A late entry for Valentine’s Day, Nicholas Humphries’s “The One That Got Away” tackles unrequited love and nostalgia in some fresh and unexpected ways. Much of the reason this film works is due to Shane Kolmansberger’s portrayal of the puppy dog romantic protagonist who is searching for someone who will last more than a night. Without this simple, relatable, romantic desire, we might not otherwise stay with what becomes a challenging protagonist.
Humphries’s films are intent on feeling, but not in subtle ways. Linda Williams in her essay “Film Bodies: Gender, Genre, Excess” calls these bodily or “gross” genres as they are concerned with excess physical experiences. What becomes particularly fascinating in “The One That Got Away” and Humphries’s other works is how he brings about collisions, jamming together genres and physical experiences.
To avoid spoiling your experience of the film, watch it first and then read the interview with Humphries below.
RWG: What inspired the idea for the short?
NH: My own relationships (or at least the search for them).
RWG: For you, what is the work about?
NH: For me it’s about how lonely being different can feel but how that makes it so special when you finally find someone that gets you.
RWG: How did the film do? How did audiences respond?
NH: When it screened at a film festival in Hollywood there was a woman shouting at the girls on screen.

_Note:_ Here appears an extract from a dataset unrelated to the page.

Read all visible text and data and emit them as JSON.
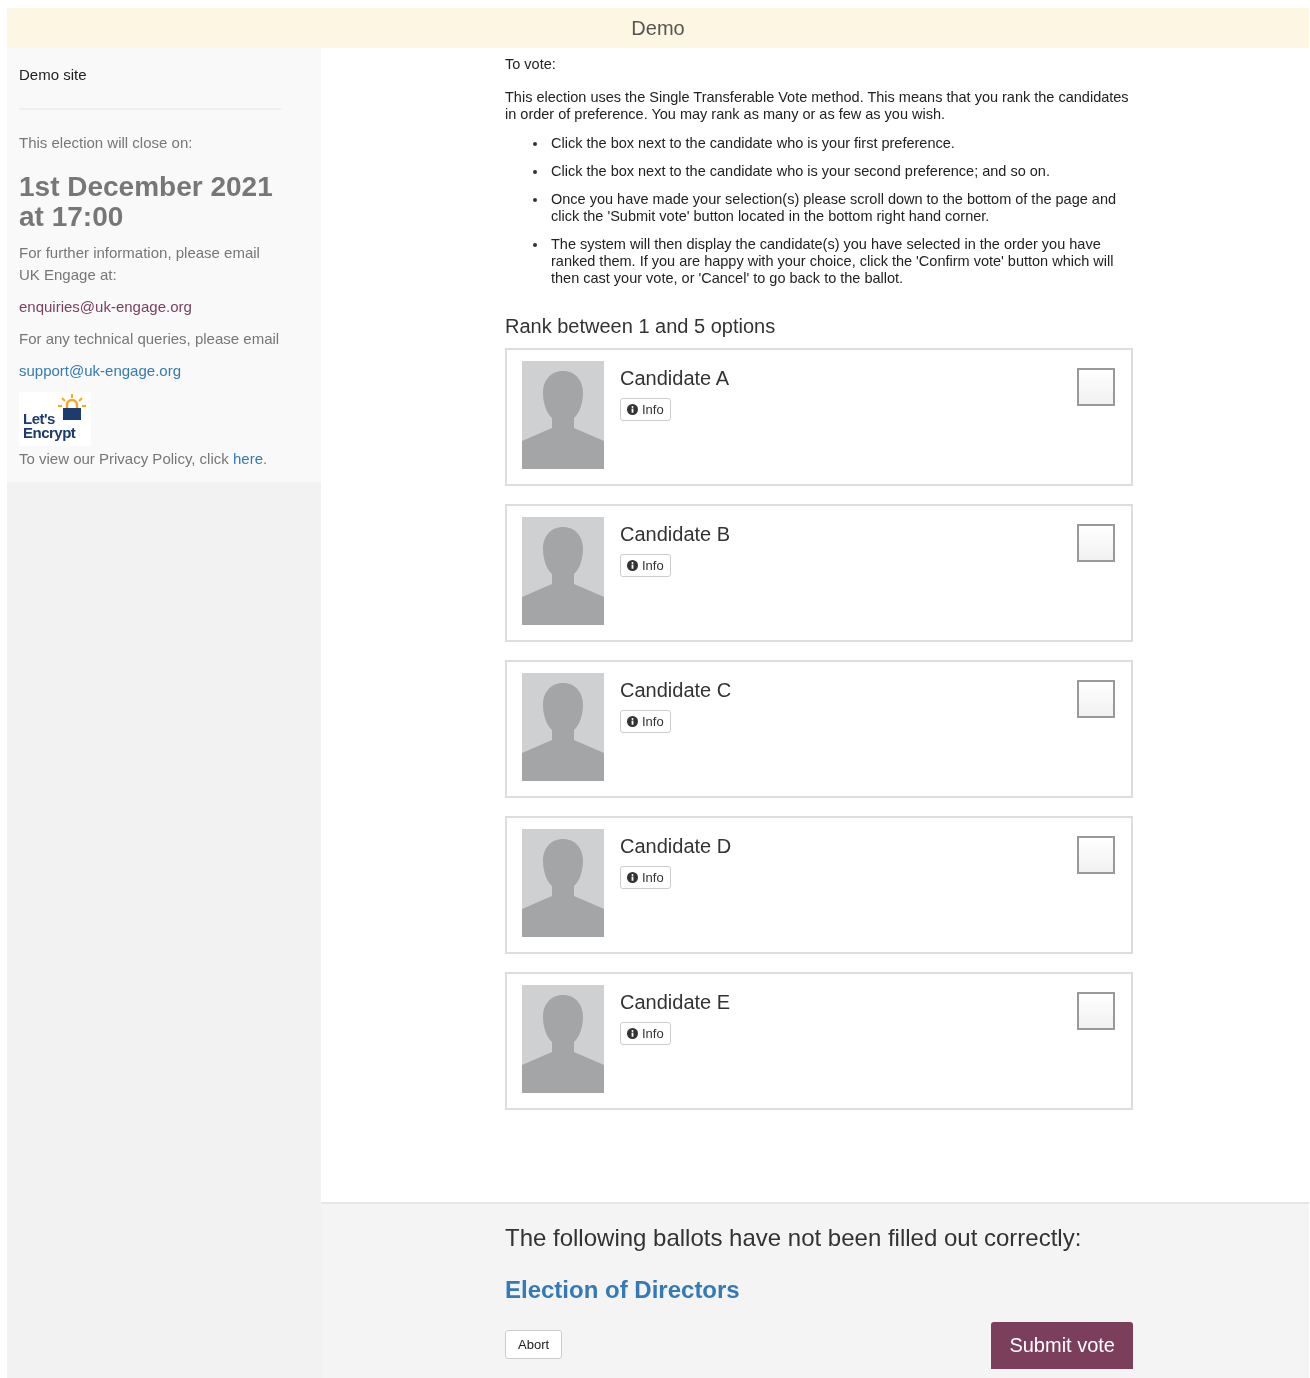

Things like, “Don’t go with him! Don’t do it!” To the audience it was distracting but her enthusiasm was the greatest gift. It also won a Tabloid Witch. They called it “Woody Allen with a touch of Norman Bates.” For my first short as a writer / director, it was a huge honor.

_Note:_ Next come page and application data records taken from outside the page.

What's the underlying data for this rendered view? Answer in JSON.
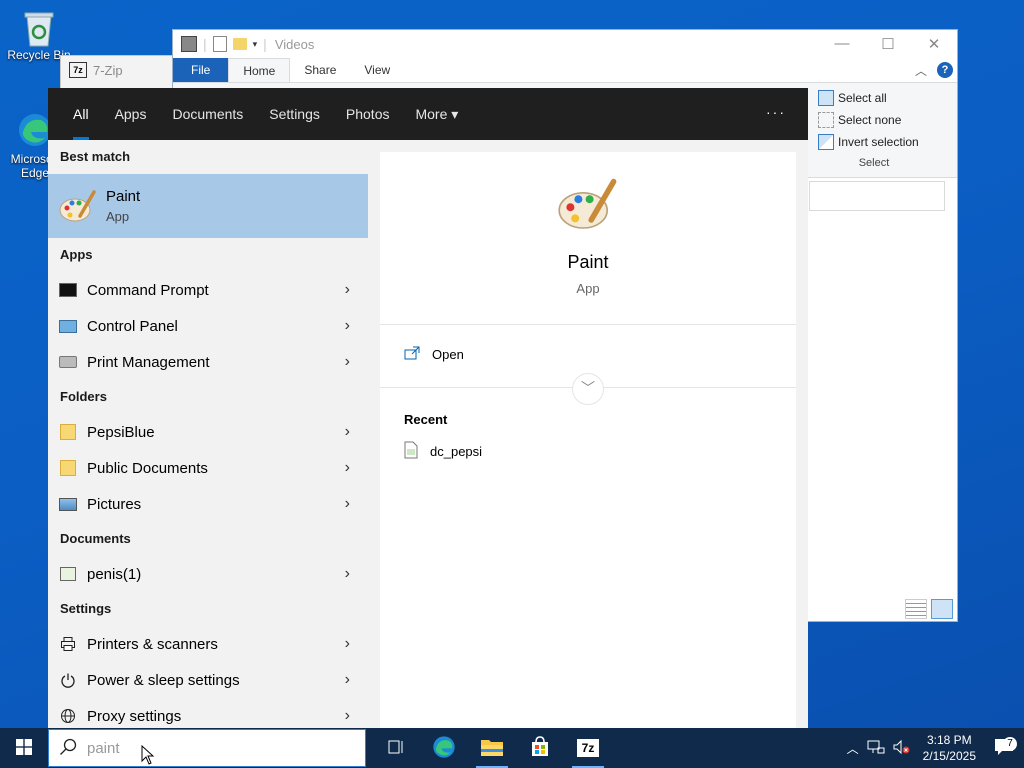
{
  "desktop": {
    "icons": [
      {
        "label": "Recycle Bin",
        "icon": "recycle-bin-icon"
      },
      {
        "label": "Microsoft Edge",
        "icon": "edge-icon"
      }
    ]
  },
  "windows": {
    "zip": {
      "title": "7-Zip"
    },
    "explorer": {
      "title": "Videos",
      "tabs": [
        "File",
        "Home",
        "Share",
        "View"
      ],
      "select_group": {
        "items": [
          "Select all",
          "Select none",
          "Invert selection"
        ],
        "label": "Select"
      }
    }
  },
  "search": {
    "tabs": [
      {
        "label": "All",
        "active": true
      },
      {
        "label": "Apps"
      },
      {
        "label": "Documents"
      },
      {
        "label": "Settings"
      },
      {
        "label": "Photos"
      },
      {
        "label": "More ▾"
      }
    ],
    "more_options": "···",
    "best_match": {
      "header": "Best match",
      "name": "Paint",
      "type": "App",
      "icon": "paint-palette-icon"
    },
    "apps": {
      "header": "Apps",
      "items": [
        {
          "label": "Command Prompt",
          "icon": "command-prompt-icon"
        },
        {
          "label": "Control Panel",
          "icon": "control-panel-icon"
        },
        {
          "label": "Print Management",
          "icon": "print-management-icon"
        }
      ]
    },
    "folders": {
      "header": "Folders",
      "items": [
        {
          "label": "PepsiBlue",
          "icon": "folder-icon"
        },
        {
          "label": "Public Documents",
          "icon": "folder-icon"
        },
        {
          "label": "Pictures",
          "icon": "pictures-folder-icon"
        }
      ]
    },
    "documents": {
      "header": "Documents",
      "items": [
        {
          "label": "penis(1)",
          "icon": "image-file-icon"
        }
      ]
    },
    "settings": {
      "header": "Settings",
      "items": [
        {
          "label": "Printers & scanners",
          "icon": "printer-icon"
        },
        {
          "label": "Power & sleep settings",
          "icon": "power-icon"
        },
        {
          "label": "Proxy settings",
          "icon": "globe-icon"
        }
      ]
    },
    "preview": {
      "name": "Paint",
      "type": "App",
      "open_label": "Open",
      "recent_header": "Recent",
      "recent_files": [
        "dc_pepsi"
      ]
    }
  },
  "taskbar": {
    "search_value": "paint",
    "apps": [
      {
        "icon": "task-view-icon",
        "running": false
      },
      {
        "icon": "edge-icon",
        "running": false
      },
      {
        "icon": "file-explorer-icon",
        "running": true
      },
      {
        "icon": "store-icon",
        "running": false
      },
      {
        "icon": "7zip-icon",
        "running": true
      }
    ],
    "time": "3:18 PM",
    "date": "2/15/2025",
    "notification_count": "7"
  }
}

RWG: Several of your shorts are dark romances? Do you see a through line in your work?
NH: Horror and romance I think are just the two things that make me feel the most when I’m watching a movie so I guess they pop up in my work a lot. They also both create exciting emotions we don’t get to feel every day.

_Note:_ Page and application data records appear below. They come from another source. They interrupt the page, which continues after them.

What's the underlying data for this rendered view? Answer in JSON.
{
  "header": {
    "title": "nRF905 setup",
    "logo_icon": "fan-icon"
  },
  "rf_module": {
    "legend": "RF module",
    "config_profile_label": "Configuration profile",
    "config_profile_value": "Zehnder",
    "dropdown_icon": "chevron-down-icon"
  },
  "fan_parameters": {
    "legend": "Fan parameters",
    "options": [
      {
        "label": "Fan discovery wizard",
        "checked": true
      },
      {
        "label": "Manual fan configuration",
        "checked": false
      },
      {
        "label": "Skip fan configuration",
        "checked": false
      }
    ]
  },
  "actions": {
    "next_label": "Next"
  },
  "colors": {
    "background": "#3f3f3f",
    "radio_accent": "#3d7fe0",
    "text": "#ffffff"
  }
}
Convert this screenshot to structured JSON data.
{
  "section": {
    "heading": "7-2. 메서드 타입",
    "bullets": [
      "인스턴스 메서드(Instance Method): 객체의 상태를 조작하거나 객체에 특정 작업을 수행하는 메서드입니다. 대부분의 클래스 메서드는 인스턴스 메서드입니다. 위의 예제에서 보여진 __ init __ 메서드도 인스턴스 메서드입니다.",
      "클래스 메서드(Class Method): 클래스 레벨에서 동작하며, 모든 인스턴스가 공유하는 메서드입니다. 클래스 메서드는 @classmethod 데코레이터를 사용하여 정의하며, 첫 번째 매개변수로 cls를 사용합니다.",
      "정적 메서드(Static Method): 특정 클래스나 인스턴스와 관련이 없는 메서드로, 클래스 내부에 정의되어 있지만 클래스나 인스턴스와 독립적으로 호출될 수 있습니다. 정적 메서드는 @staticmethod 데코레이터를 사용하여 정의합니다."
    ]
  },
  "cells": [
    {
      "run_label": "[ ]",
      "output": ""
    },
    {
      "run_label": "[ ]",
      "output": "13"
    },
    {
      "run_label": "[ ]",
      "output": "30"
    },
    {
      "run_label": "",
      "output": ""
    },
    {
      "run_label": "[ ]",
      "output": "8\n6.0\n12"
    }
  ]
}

RWG: Do you think the horror and romance genres have things in common?
NH: I think they both evoke addictive emotions. Also, desire is kind of a horrible thing to feel. The very nature of desire requires there be an obstacle in the way of getting what you need. It’s painful to have to sustain long term.
RWG: What are you working on now?
NH: I’m currently in post-production on my first feature. It’s about a couple that head to a cabin in the woods with their pals for a party before they get married. Only one in the group survives. Horror and romance again, I guess. You can find out more at deathdouspartmovie.com
RWG: How do you feel about the film now?
NH: I’ve gone on to direct some larger things but as this was my first (and such a personal story) I think it will always hold a weird and special place in my heart.
— R. W. Gray